I found this book on Overdrive and listened to the audio book version. If you wish you could read but can’t quite peel yourself away from the house you’ve been building on Minecraft, I would recommend checking out an audio book from Overdrive and listening while you harvest your wheat. It’s not quite as good for you as reading, but listening to an audio book has been shown to increase reading fluency and inflection among listeners. Don’t let it be the only type of reading you do, but why not do it too?
Scythe by Neal Shusterman
435 pages / Speculative Fiction / 3 out of 5 stars
This book was pretty cool. If you’re looking for a cool book to read while you’re stuck inside resisting the urge to only play minecraft all day, this is the first book in a 3 book series that would make the time go by a little faster. Here is the synopsis of the book from Goodreads.com.
Two teens must learn the “art of killing” in this Printz Honor–winning book, the first in a chilling new series from Neal Shusterman, author of the New York Times bestselling Unwind dystology.
A world with no hunger, no disease, no war, no misery: humanity has conquered all those things, and has even conquered death. Now Scythes are the only ones who can end life—and they are commanded to do so, in order to keep the size of the population under control.
Citra and Rowan are chosen to apprentice to a scythe—a role that neither wants. These teens must master the “art” of taking life, knowing that the consequence of failure could mean losing their own.
Scythe is the first novel of a thrilling new series by National Book Award–winning author Neal Shusterman in which Citra and Rowan learn that a perfect world comes only with a heavy price.
Stony the Road by Henry Louis Gates, Jr.
296 pages / History / 4 out of 5 stars
The Templars: The Rise and Spectacular Fall of God’s Holy Warriors by Dan Jones
448 pages / Medieval History / 4 out of 5 unholy holy wars
Medieval history is one of my special interests that I’ve been neglecting for the last few years, so it was refreshing to dive back into with this book. The Templar Knights were founded as a religious order of knights who could protect pilgrims traveling to and from the Holy Land (Jerusalem). They answered only to the pope and during the crusades, amassed so much land and wealth that many countries began to view them with suspicion. Many people today still like to imagine them as some sort of secret society. This book was a good comprehensive look at their history and fate.
The Story of Egypt: The Civilization that Shaped the World by Joann Fletcher
496 pages / History / 3 out 5 missing sphinx noses
I’m a big history fan, and I find the histories of ancient civilizations particularly fascinating, but this one didn’t really do it for me. I understand that there was a lot of ground to cover, but this book kind of ended up being a comprehensive list of all known Egyptian rulers with one or two anecdotes for each.
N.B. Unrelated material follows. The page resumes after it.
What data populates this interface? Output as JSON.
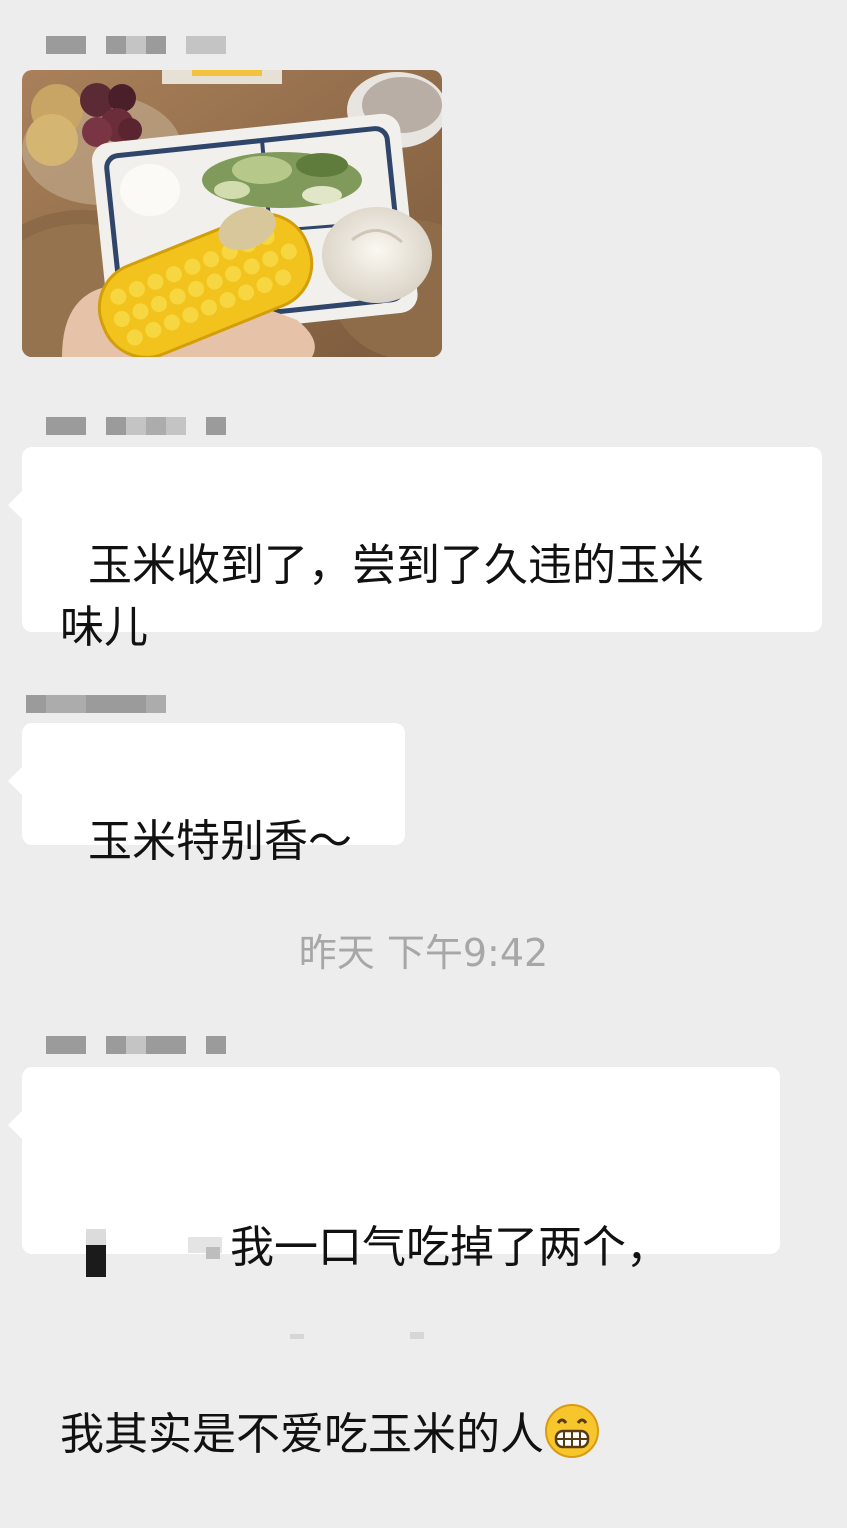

It didn’t really do much to deepen or expand my understanding of Egyptian history. I just know that there was some.